“We don’t have clothes for fat girls like you,” the saleswoman told me. “Don’t you want to be thin like your mommy?”
Later, my mom would blame herself for not doing anything. She should have spoken to the manager, she should have written a formal complaint, she should have slapped the woman. (Okay, maybe not that last one — although I imagine the temptation was strong.) Instead, she picked me up, and got the hell out of Dodge. Who could blame her? The piece of chocolate she gave me on the way home helped, though. (I still like chocolate — so this story has a happy ending.)
Don’t you want to be thin like your mommy? The girl on the magazine cover? Your best friend that the cute guys circle like flies?
Teenage Laura would have never even dared to dream that, one day, women in the media would publicly fight fat-shaming. The fact that we now have gorgeous women like Melissa McCarthy and Tess Holliday kicking butt while refusing to be defined by their bodies? I’d have preferred to hear that fairytale nightly, rather than be convinced by The Little Mermaid that I had to fit into a clamshell bra.

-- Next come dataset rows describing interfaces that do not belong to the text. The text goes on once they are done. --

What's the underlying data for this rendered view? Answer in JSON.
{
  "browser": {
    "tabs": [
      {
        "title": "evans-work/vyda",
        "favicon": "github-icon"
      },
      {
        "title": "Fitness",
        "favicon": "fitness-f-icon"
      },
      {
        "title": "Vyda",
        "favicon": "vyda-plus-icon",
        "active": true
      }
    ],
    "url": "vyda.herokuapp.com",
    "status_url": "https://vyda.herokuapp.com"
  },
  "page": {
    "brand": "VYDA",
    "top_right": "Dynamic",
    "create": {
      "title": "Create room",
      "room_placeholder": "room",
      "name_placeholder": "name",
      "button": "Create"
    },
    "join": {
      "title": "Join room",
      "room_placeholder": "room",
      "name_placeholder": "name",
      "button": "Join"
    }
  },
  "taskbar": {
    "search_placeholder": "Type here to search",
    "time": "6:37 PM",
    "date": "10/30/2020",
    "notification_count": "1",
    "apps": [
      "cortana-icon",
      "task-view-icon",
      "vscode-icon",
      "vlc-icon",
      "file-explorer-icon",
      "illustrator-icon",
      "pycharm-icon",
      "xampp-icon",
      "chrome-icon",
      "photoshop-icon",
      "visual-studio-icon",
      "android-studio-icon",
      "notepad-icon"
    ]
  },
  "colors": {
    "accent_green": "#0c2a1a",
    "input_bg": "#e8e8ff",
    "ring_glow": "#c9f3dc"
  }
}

While this war against fat-shaming is incredible, when it comes to ways we try to “help” women feel comfortable in their own skin, friendly fire is still all too real. Too often, after admitting to a bout of dressing room tears, an awkward tango with Spanx, or a skipped dessert in favor of maintaining my “girlish figure” (a phrase always accompanied by air quotes), responses from my friends and family have been well-intentioned — but painful.
Now don’t get me wrong, these are friends and family — not belligerent sales women. I suspect they all have my best interest at heart. But what I’m hearing, wedged between their good intentions is this:

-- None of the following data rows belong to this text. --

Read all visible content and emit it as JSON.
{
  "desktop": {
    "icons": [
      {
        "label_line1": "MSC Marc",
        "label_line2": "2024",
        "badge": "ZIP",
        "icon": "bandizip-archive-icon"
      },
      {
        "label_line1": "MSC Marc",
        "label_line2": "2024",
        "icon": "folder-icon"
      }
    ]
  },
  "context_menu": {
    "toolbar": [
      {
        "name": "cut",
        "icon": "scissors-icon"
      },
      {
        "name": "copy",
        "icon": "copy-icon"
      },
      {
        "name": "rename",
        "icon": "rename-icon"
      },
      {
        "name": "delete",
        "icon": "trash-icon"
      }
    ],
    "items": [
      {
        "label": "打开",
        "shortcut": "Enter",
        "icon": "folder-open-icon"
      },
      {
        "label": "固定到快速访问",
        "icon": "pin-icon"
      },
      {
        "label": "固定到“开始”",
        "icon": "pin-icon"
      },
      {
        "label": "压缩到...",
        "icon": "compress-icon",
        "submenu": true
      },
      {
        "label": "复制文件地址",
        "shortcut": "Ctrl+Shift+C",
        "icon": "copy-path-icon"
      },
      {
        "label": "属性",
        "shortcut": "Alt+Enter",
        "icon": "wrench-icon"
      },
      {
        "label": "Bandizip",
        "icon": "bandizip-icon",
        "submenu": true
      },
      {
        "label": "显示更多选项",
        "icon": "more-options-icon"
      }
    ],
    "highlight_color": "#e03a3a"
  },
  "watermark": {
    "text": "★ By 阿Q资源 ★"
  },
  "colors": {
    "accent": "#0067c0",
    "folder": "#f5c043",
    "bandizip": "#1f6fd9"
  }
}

(Not to mention the subtle shaming of another woman’s body).
Arbitrarily labeling someone as “acceptable” on the spectrum of attractiveness by labeling another person as “less acceptable” isn’t going to start the body-positive revolution. Loving your body takes time and work, and those kinds of “positive” remarks don’t help — but they easily hurt.

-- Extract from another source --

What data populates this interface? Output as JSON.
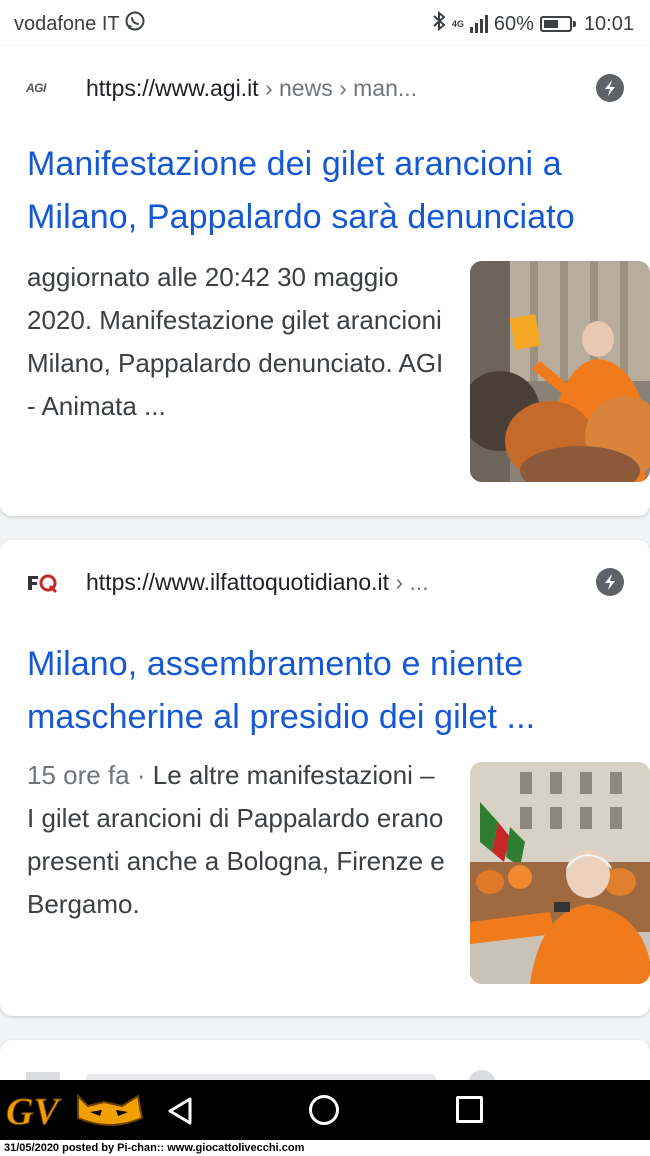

Watching Game of Thrones to see if the prostitutes’ thighs spread like mine do when they sit down wasn’t helping, nor was cruising Facebook to determine which of my childhood friends had gained or lost weight.
The facts: I like kale and cupcakes. I like spin class and lazy Netflix marathons. I wear cute dresses and Converse…you know, just in case I need to spring into action at a moment’s notice. These facts govern my quality of life much more than insecurities about whether I look good living it.
Assure me that beauty comes in many different packages, and then end the conversation. Help shove me back toward reality. I promise I’ll reciprocate.
But things are changing, both for pop culture and for me. I didn’t realize how far I had come until recently, when I rounded up a pack of pals and headed to a Korean spa for the day. A few years ago, the mere idea of dropping my towel, even in a gender-segregated environment, would be enough to send me into a cold sweat.
After 5 seconds of awkwardness, I was too busy giggling with my girlfriends to even consider the idea that my body might somehow be less valuable than those around me.
It’s been a long ride. But two decades later, I’ve stopped crying long enough to answer that mean-spirited saleswoman for myself.